Monday, 30 April 2012
The Bel-Tel reports on a visit by Charles and Camilla to St. George's Church of Ireland in Belfast's High Street. Despite almost every proper name being rendered incorrectly, the anonymous article is fascinating for what it tells us about royal thinking.
For the real news story here is not the visit of the heir apparent and his consort to a bastion of High Church Anglicanism in a Low Church enclave, but the symbolic role of the Irish language, Charles having been presented with a copy of the Book of Common Prayer translated by Rev. Gary Hastings and welcomed by members of Cumann Gaelach na hEaglaise and the "Church of Ireland Irish Language Guild" (surely the same organisation).
It is now some months since Peter Robinson expounded on the need to attract Catholic Unionists. While garnering DUP voters from among that community might prove a tall order, there is no doubt that a minority of Catholics — perhaps a decisive one in any future border poll — could be won over to more general support for the Union.
In these days of power-sharing, and with a Catholic-majority workforce perhaps only eight years away, there may be only three significant issues that might deter them: the lack of public recognition afforded to the Irish language and its attendant culture; the perceived harassment and provocation of sectarian Loyalist anti-culture, especially during the marching season; and the Unionist monopoly on publicly sanctioned political symbols, particularly flags. Of course, the flags question might not be that important to potential Catholic Unionists anyway, and while the Irish language is often cited as a stumbling block to political rapprochement, it is surely the least controversial of the three issues listed above, and thus the easiest to accommodate.
In that regard, Irish-speakers do not appreciate being told that they have spent years of hard slog becoming proficient in the language solely in order to annoy Protestants, nor that they wish signage to take account of place-names in their authentic form as part of a fiendish plan to mark out tribal areas, as the Alliance Party's Anna Lo would have it.
With the Queen recently having made headlines with the short phrase "A Uachtaráin agus a chairde", it seems that the royals may be rather better advised than some of the Unionist parties about the best way to achieve and safeguard their political goals.
In that context, the blocks on decision-making negotiated by Peter Robinson at the time of the St. Andrews Agreement may be losing some of their shine, since they render any fitting recognition of Irish in the public sphere difficult, if not impossible.
Wednesday, 11 April 2012
The Belfast Telegraph reports that a 2010 visit to North Carolina, New York and Washington by the then Minister of Culture, Arts and Leisure, Nelson McCausland, his special adviser and a senior civil servant cost taxpayers more than £30,000. The Blether Region questioned the cost and wisdom of such travel at the time.

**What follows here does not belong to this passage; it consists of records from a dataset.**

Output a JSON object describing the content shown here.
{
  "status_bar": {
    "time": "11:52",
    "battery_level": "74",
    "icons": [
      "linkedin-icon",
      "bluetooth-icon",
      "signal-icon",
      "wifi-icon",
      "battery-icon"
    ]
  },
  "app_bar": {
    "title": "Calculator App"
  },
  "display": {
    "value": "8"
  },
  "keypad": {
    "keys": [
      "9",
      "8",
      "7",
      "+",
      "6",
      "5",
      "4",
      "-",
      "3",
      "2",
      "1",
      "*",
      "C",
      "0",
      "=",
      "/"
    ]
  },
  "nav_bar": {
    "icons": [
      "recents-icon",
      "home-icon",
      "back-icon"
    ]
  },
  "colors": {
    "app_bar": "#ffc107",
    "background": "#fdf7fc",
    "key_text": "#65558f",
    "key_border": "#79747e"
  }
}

Ostensibly the American trip was aimed at "enhancing cultural and ancestral links with America". However, the Atlantic reports that "the 2000 Census map of the concentration of the 7.2 percent of U.S. citizens who identify their ethnicity as "American" in the census very closely mirrors maps of Scots-Irish settlement patterns." — i.e. the Scotch-Irish of America may no longer have any awareness of an independent ethnicity.